# EXERCISE AIM:
Among the records that follow, find each line holding the word "icon" and copy it.

Web page and app entries

☆ ☆ ☆ ☆

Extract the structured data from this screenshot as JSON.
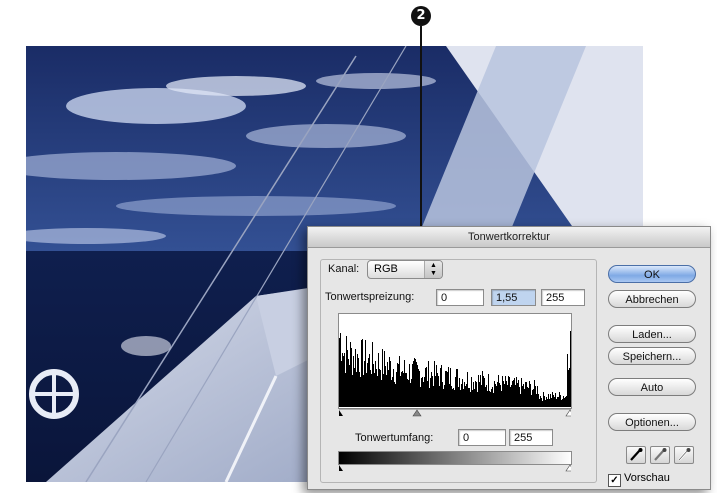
{
  "callout": {
    "number": "2"
  },
  "dialog": {
    "title": "Tonwertkorrektur",
    "channel": {
      "label": "Kanal:",
      "value": "RGB"
    },
    "input_levels": {
      "label": "Tonwertspreizung:",
      "black": "0",
      "gamma": "1,55",
      "white": "255"
    },
    "output_levels": {
      "label": "Tonwertumfang:",
      "black": "0",
      "white": "255"
    },
    "buttons": {
      "ok": "OK",
      "cancel": "Abbrechen",
      "load": "Laden...",
      "save": "Speichern...",
      "auto": "Auto",
      "options": "Optionen..."
    },
    "eyedroppers": [
      "black-eyedropper-icon",
      "gray-eyedropper-icon",
      "white-eyedropper-icon"
    ],
    "preview": {
      "label": "Vorschau",
      "checked": true
    },
    "accent_color": "#7fa9e5"
  }
}
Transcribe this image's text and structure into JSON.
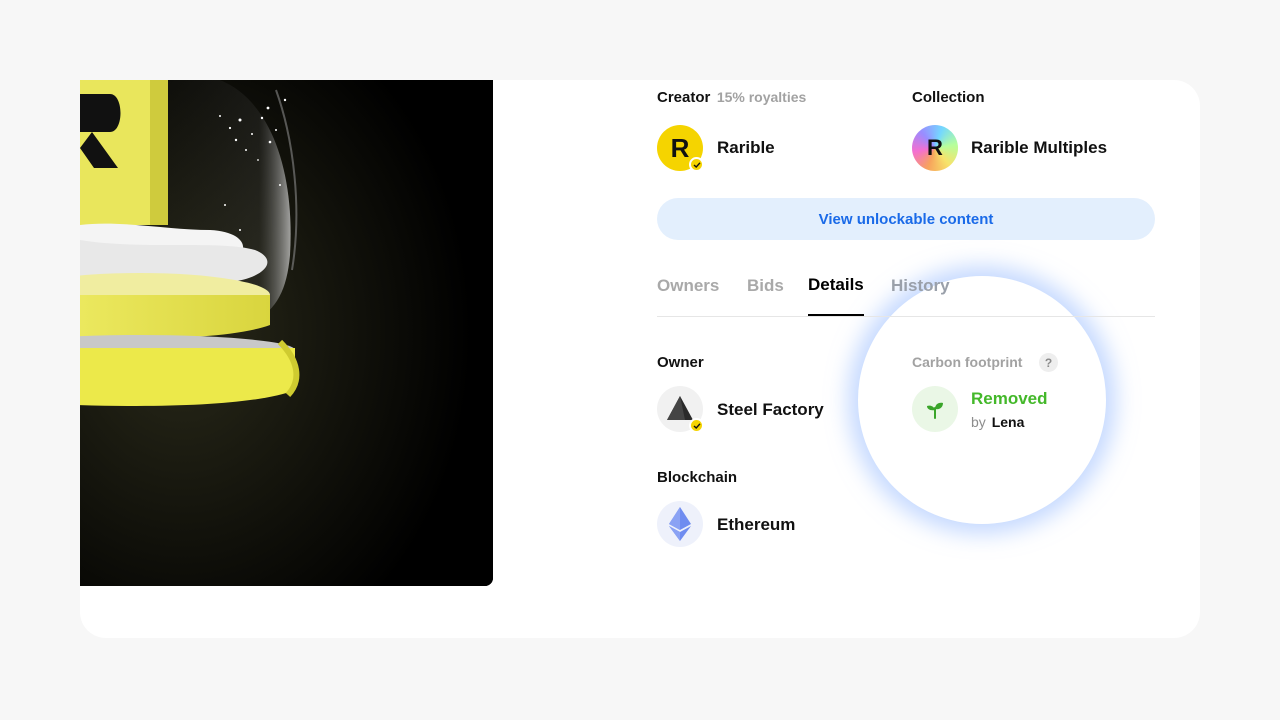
{
  "creator": {
    "label": "Creator",
    "royalties": "15% royalties",
    "name": "Rarible",
    "avatar_letter": "R"
  },
  "collection": {
    "label": "Collection",
    "name": "Rarible Multiples",
    "avatar_letter": "R"
  },
  "unlockable_button": "View unlockable content",
  "tabs": [
    {
      "label": "Owners",
      "active": false
    },
    {
      "label": "Bids",
      "active": false
    },
    {
      "label": "Details",
      "active": true
    },
    {
      "label": "History",
      "active": false
    }
  ],
  "owner": {
    "label": "Owner",
    "name": "Steel Factory"
  },
  "carbon": {
    "label": "Carbon footprint",
    "help": "?",
    "status": "Removed",
    "by_prefix": "by",
    "by_name": "Lena"
  },
  "blockchain": {
    "label": "Blockchain",
    "name": "Ethereum"
  },
  "colors": {
    "accent_blue": "#1a6ae8",
    "button_bg": "#e3effd",
    "verified_yellow": "#f5d400",
    "carbon_green": "#44b82a"
  }
}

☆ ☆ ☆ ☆

# SOLUTION TO THIS PROBLEM:
      "black-eyedropper-icon",
      "gray-eyedropper-icon",
      "white-eyedropper-icon"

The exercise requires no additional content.